**RECORD EXTRACTS:**
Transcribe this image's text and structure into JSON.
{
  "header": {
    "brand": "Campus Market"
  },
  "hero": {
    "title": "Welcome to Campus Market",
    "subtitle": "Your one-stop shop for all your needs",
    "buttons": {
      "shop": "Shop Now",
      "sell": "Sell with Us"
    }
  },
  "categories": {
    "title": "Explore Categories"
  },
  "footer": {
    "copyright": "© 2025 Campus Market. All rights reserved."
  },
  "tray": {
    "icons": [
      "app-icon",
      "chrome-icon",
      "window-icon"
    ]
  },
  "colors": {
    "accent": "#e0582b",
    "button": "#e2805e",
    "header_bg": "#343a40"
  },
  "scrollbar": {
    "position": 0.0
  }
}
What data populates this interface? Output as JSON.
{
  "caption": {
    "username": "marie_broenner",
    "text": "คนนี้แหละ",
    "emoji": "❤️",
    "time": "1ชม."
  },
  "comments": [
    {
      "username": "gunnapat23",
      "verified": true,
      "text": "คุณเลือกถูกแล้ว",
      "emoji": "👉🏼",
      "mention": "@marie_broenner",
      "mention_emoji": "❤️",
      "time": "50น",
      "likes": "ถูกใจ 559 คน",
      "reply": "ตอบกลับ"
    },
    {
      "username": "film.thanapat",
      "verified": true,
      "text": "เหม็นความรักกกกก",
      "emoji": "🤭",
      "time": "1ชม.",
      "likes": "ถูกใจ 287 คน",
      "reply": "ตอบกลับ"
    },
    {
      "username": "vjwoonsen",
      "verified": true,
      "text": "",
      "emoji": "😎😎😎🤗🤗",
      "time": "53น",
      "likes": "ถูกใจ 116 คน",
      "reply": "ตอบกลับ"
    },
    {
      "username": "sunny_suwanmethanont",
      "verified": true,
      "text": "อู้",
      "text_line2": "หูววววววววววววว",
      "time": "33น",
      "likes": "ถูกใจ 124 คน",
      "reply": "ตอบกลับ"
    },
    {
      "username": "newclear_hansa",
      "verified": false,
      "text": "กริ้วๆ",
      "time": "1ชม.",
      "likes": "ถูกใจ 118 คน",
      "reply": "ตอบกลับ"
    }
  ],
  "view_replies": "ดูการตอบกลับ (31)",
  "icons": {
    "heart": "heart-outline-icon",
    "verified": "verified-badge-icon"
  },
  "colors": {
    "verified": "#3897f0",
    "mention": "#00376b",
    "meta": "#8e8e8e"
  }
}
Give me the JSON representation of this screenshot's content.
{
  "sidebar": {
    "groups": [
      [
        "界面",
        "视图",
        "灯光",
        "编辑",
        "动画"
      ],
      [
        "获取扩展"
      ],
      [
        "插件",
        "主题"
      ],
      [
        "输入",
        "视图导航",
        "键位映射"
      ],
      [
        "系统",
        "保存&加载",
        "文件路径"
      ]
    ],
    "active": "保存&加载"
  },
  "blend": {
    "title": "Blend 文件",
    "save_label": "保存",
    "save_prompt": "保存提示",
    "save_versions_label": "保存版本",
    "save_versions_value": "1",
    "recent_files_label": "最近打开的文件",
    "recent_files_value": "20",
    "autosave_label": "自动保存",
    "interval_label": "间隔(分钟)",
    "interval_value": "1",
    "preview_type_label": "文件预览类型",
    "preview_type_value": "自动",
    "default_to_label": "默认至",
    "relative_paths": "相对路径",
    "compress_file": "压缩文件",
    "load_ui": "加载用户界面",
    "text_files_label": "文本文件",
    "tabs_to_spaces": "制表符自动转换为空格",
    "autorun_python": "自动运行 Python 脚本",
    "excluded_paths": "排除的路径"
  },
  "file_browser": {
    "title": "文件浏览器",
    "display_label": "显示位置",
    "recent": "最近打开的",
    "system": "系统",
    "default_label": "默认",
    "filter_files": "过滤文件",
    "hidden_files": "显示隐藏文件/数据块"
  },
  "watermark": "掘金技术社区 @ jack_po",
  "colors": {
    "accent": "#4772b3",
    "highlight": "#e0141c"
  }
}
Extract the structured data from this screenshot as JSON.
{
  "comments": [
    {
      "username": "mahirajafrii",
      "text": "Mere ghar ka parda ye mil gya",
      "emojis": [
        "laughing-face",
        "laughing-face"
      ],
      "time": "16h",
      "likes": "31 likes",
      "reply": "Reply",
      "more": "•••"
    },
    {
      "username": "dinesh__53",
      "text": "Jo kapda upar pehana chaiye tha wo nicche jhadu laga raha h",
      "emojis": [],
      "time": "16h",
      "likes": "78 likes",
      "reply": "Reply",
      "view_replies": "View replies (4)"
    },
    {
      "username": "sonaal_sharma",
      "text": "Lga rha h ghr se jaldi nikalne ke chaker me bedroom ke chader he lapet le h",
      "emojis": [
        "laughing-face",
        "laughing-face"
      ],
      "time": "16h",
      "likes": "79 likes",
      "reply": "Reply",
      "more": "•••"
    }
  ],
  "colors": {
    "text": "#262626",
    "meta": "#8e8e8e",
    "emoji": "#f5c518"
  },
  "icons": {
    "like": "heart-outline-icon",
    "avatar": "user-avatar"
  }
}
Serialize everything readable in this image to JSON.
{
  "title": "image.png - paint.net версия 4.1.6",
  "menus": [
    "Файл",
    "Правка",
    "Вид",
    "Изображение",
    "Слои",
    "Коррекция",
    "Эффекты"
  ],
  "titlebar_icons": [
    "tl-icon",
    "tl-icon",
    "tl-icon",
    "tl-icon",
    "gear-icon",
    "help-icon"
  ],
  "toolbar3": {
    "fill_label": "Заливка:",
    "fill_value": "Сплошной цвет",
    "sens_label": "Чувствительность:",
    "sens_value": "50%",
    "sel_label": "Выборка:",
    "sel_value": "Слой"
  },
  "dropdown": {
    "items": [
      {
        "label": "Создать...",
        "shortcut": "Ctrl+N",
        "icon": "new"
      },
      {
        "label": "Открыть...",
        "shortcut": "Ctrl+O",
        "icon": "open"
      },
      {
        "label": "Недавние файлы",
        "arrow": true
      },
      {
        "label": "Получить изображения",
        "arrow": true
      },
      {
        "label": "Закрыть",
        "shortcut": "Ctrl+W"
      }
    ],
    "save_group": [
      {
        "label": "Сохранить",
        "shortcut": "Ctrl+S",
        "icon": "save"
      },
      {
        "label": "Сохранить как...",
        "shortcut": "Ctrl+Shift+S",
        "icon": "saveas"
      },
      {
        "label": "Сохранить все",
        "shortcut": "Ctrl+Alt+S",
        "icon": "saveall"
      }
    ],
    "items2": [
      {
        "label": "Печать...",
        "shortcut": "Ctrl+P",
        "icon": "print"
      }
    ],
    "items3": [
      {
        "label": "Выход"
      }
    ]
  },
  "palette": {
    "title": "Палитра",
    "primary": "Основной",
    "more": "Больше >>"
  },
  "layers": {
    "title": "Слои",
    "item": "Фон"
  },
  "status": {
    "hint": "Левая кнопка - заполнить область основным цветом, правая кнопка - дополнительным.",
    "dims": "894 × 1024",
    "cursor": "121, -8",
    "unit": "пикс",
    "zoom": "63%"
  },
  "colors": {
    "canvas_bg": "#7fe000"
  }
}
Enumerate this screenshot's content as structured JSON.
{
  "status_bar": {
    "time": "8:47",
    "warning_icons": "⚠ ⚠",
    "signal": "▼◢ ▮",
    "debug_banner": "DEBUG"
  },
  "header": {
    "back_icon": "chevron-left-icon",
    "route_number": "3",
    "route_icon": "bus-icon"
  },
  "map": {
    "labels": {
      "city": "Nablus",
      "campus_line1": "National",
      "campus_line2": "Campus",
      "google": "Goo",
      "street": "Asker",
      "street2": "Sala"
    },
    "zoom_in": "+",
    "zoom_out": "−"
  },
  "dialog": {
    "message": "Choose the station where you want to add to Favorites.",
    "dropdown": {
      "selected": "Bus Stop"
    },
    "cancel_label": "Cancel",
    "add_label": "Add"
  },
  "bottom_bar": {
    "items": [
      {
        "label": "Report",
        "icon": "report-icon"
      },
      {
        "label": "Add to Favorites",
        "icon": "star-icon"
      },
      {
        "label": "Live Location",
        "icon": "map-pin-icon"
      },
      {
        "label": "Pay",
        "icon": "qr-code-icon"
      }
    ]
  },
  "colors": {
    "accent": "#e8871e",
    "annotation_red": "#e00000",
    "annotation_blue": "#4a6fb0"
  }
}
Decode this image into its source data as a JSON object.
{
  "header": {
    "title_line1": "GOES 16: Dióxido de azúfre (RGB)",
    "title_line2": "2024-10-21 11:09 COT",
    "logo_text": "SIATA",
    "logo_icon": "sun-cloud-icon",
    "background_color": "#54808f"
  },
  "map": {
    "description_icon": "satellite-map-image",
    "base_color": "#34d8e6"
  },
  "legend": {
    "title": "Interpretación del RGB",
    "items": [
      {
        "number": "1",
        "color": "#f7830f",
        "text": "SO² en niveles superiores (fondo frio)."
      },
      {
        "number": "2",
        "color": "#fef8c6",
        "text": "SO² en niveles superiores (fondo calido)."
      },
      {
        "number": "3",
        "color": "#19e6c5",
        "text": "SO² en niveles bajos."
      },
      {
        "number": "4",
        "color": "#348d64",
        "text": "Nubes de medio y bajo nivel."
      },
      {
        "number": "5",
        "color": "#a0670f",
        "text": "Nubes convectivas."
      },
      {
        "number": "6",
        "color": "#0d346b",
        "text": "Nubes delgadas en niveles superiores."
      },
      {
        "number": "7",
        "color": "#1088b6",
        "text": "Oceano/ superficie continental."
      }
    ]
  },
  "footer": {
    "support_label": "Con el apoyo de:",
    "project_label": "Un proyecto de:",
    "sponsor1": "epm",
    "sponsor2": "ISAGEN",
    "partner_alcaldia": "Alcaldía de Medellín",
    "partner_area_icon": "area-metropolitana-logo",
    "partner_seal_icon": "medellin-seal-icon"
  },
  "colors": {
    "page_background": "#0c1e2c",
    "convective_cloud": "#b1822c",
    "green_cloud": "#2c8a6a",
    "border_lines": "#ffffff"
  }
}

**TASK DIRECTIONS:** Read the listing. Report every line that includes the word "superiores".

**TASK SOLUTION:**
        "text": "SO² en niveles superiores (fondo frio)."
        "text": "SO² en niveles superiores (fondo calido)."
        "text": "Nubes delgadas en niveles superiores."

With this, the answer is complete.